By Stacey Malstrom, Water Communications & Outreach Director
Parts of Oregon are celebrating and others are cursing the unusual onslaught of snow across the state this winter. The deeper snow pack could mean more water in our streams for fish and irrigators, but it has also caused major challenges for underprepared cities like Portland, and it has the state testing new deicing strategies – specifically salt.
What’s the big deal about salt?
Salt is used in many parts of the country because it lowers the freezing temperature of water and therefore can help accelerate the melting process of snow and ice. However, after it’s spread on roads or sidewalks, all of that salt has to go somewhere, and most of it washes into the storm sewer and gets deposited into the nearest river. There, it can harm freshwater fish, frogs and other wildlife that aren’t acclimated to salty water, and can reduce water circulation and oxygen levels in lakes and ponds (because salt affects water’s density). At the road level, salt can dehydrate and kill trees and plants growing next to roadways, and there’s some evidence that it could hasten invasion of non-native plant species.

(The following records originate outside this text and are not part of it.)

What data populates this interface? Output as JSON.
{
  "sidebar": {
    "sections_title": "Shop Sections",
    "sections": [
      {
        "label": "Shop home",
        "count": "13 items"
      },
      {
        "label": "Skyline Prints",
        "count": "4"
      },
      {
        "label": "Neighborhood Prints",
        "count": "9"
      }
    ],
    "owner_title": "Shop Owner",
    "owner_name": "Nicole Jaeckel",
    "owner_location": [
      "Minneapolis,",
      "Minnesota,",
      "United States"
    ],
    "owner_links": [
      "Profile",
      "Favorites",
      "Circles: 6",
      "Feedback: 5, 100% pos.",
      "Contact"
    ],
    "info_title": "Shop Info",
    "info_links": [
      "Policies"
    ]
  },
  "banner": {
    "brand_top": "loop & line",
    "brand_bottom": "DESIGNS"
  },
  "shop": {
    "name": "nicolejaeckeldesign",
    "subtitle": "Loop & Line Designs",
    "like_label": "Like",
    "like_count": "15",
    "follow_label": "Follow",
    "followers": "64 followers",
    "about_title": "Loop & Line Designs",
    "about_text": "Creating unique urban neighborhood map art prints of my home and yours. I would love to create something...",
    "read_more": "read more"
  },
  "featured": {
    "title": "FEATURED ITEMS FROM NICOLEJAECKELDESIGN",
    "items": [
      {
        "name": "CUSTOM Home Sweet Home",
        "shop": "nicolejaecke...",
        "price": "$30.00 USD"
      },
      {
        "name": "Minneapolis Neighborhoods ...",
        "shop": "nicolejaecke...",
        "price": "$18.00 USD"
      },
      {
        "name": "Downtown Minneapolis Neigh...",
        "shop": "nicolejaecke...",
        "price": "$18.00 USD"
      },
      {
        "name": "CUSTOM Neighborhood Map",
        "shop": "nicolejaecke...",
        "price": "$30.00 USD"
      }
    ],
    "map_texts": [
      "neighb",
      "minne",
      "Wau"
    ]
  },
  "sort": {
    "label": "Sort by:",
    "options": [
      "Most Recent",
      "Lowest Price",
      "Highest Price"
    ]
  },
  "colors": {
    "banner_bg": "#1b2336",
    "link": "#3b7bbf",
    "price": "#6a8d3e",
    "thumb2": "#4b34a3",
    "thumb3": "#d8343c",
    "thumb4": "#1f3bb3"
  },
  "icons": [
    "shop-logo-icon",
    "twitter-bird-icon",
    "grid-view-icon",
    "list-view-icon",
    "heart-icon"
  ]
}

Historically, Oregon has opted for more environmentally friendly and less corrosive options on snow-covered roads, but ODOT announced in December that it would begin using salt more widely in specific problem areas across the state, and last week PBOT tested salt on several roadways.

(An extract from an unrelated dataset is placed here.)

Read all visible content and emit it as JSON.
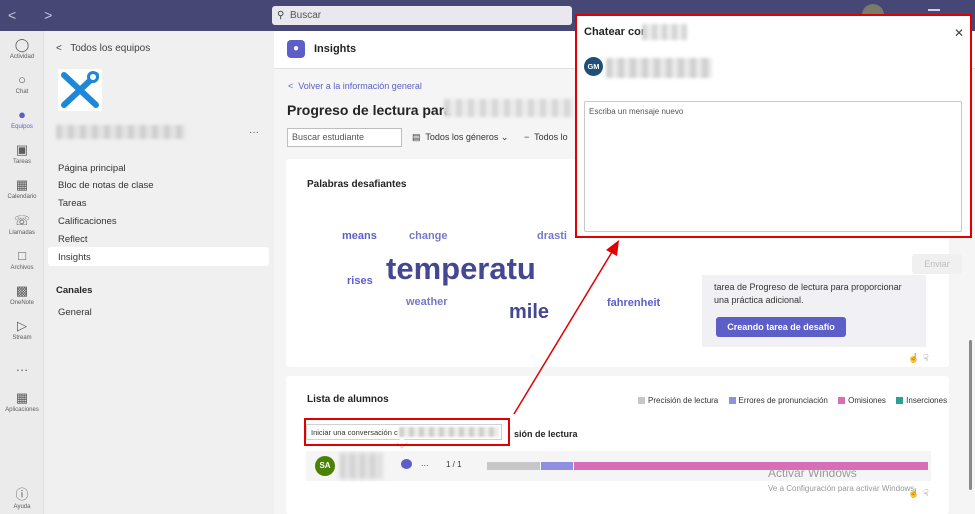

The debate about salt is sure to continue through the winter months and as climate change brings more frequent severe weather systems, but one area where you can have an immediate impact is at home. Try these river-friendly alternatives to keep your sidewalks and walkways ice-free:
- Pickle brine: Similar to traditional rock salt, brine can melt ice at temperatures as low as -6F°, but it reduces the amount of chloride released into the environment by 14- to 29-percent. Pre-wetting with this substance prevents snow and ice from bonding with pavement, making the ice easier to chip off and remove.
- Alfalfa meal: This natural ice melting option is usually used as a fertilizer, so if used in excess it can add unwanted nutrients into the water system. It’s grainy so it will provide traction and is extremely effective when used in moderation. Look for it at your nearest garden center or pet store.
- Coffee grounds: Save your grounds or ask your local coffee shop for a bag to sprinkle on your icy sidewalks. They’ll provide traction and the darker colors will absorb more heat and help to melt snow and ice.
The best option is simply to shovel your walkways before the snow gets too packed down or turns to ice. If you can’t do it yourself, hire a young neighbor to help – they could probably use something to do while they’re out of school.